March 28th, 2018

Scar trees and ancient trails

Whilst following the trails and riverbeds in the region it is very apparent that there has been a lot of human activity here. The most recent indicator being a 1" sony camera lens cap I found in the coarse sand of the dry riverbed.

The first photograph seems to be a continuation of the Yeperinye dreaming; however, I am sure that this region and sight; in particular, has a different interpretation and probably has a different meaning to what I first observed. It has similar features to the story of the Yeperenye catapillar markings, however, this artwork is more complex. Making interpretation matters worse is that this artwork seems to have some damage, with black fire markings nearby that have damaged one artwork. This artwork is currently under threat by the rock exfoliating and eroding as part of the greater dynamic earth and rock cycle. However, we can certainly remark that this area is a special place. One of many that interconnect with trails in the greater region.

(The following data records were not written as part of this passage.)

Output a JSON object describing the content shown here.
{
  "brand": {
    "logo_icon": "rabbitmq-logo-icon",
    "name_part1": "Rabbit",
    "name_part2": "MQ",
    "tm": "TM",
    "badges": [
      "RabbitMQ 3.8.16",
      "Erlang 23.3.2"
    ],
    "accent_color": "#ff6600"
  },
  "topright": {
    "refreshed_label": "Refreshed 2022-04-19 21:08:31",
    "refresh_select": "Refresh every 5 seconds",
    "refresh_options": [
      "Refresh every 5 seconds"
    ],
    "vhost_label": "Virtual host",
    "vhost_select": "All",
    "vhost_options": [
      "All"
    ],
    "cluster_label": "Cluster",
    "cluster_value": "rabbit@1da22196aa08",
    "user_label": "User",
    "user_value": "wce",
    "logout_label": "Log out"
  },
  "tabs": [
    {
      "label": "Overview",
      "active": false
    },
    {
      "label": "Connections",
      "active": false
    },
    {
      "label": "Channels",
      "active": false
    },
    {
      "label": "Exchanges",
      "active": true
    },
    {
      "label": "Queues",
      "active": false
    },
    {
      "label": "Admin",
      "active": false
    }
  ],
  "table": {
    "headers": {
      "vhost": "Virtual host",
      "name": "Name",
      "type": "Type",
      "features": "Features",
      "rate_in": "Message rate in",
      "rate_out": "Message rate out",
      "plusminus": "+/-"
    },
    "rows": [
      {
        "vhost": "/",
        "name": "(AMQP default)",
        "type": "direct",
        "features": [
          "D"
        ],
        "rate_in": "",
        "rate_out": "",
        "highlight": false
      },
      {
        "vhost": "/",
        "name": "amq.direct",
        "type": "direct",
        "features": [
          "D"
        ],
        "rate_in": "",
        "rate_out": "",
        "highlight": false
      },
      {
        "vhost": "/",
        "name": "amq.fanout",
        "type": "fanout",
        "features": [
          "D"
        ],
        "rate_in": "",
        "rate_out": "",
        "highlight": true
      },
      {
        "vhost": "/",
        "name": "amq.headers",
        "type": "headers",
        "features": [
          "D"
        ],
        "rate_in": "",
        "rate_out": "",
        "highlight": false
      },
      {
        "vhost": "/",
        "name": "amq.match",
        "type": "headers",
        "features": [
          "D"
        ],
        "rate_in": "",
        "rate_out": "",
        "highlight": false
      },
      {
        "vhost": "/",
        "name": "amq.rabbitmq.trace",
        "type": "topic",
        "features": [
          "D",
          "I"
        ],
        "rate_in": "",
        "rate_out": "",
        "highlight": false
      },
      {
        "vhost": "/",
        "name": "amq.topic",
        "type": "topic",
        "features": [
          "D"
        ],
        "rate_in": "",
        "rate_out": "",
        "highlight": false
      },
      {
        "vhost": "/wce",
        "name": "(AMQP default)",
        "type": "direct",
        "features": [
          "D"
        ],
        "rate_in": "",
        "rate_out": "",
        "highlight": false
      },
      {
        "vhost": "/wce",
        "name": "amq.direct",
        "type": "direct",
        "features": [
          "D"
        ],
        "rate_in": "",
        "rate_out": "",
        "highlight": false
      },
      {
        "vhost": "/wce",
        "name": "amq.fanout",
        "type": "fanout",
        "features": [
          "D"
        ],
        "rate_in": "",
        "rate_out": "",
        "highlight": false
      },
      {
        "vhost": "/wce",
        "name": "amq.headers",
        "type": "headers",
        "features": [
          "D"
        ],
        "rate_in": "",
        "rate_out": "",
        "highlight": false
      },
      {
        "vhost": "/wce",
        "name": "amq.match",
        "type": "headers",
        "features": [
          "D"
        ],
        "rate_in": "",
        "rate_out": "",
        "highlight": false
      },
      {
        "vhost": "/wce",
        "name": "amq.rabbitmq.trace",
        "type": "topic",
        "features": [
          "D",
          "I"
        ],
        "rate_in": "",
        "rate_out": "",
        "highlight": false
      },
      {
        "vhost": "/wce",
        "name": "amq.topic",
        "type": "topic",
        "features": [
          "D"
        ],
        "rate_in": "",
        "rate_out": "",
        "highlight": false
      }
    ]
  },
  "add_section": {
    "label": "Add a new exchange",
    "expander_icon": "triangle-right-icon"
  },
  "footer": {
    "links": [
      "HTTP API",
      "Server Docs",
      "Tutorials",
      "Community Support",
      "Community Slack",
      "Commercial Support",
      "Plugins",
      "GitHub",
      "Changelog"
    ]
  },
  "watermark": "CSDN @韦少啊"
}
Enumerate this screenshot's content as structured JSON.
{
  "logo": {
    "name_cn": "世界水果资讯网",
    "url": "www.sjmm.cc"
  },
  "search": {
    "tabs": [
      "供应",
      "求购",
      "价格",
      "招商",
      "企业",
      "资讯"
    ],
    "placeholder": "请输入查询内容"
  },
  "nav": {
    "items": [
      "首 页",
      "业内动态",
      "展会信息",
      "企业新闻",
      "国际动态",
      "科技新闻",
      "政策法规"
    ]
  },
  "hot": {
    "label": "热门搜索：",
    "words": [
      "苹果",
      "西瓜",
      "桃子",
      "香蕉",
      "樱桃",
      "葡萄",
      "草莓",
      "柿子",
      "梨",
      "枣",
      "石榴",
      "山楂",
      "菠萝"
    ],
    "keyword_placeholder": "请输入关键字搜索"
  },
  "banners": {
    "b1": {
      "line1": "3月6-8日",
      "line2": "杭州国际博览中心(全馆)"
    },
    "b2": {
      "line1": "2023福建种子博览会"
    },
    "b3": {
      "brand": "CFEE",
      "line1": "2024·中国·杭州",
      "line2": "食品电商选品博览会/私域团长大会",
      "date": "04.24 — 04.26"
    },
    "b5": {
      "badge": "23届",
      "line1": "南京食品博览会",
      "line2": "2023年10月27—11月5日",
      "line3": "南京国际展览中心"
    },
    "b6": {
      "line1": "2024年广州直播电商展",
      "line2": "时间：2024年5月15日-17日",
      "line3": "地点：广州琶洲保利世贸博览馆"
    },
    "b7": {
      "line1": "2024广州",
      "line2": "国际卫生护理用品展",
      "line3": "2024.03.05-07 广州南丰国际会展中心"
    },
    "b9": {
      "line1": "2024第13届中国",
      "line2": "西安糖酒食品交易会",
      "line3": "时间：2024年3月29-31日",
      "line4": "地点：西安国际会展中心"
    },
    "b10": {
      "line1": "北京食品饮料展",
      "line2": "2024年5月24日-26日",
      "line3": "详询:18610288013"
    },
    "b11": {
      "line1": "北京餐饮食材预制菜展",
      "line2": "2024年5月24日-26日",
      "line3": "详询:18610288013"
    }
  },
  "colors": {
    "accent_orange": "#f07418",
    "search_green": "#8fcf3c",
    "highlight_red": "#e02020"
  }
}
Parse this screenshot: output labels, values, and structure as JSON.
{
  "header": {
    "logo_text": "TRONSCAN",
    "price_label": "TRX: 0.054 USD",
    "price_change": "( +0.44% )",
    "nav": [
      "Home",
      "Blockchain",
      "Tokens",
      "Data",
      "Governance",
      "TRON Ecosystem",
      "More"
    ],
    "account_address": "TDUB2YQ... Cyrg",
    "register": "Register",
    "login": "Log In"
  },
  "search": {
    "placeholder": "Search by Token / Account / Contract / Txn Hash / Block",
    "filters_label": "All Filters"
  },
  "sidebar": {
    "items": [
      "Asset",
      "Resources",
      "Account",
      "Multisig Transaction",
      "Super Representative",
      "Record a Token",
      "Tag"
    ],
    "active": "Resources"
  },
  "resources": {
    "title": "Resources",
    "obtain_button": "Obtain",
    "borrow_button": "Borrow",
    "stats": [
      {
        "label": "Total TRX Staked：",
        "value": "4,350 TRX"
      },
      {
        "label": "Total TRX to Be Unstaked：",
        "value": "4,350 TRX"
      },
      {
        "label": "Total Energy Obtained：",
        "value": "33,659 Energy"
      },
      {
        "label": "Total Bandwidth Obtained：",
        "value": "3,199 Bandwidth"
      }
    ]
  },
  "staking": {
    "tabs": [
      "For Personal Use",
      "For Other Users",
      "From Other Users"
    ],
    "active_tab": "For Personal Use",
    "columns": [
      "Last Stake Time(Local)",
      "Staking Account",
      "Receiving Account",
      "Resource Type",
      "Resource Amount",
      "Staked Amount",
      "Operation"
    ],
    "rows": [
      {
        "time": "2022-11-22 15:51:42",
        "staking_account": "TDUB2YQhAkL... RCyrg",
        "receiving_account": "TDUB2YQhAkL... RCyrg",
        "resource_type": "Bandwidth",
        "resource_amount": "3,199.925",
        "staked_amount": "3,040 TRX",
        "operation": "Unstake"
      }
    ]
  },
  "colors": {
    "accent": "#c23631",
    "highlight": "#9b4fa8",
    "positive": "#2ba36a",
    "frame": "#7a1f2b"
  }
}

Scar trees nearby the dry river bed also indicate that this is part of an ancient trail. The gum tree nearby has had a lot of human activity impact it. However, these trees make up part of a large network of trails in the region. Finding the trees means that you know you are on a trail. The artwork of this type so far have pointed south-east and the trees north-west; almost as if they were geographically opposed. The artwork and the tree combined indicate to me that this area has been a thoroughfare for people, for what could have been thousands of years.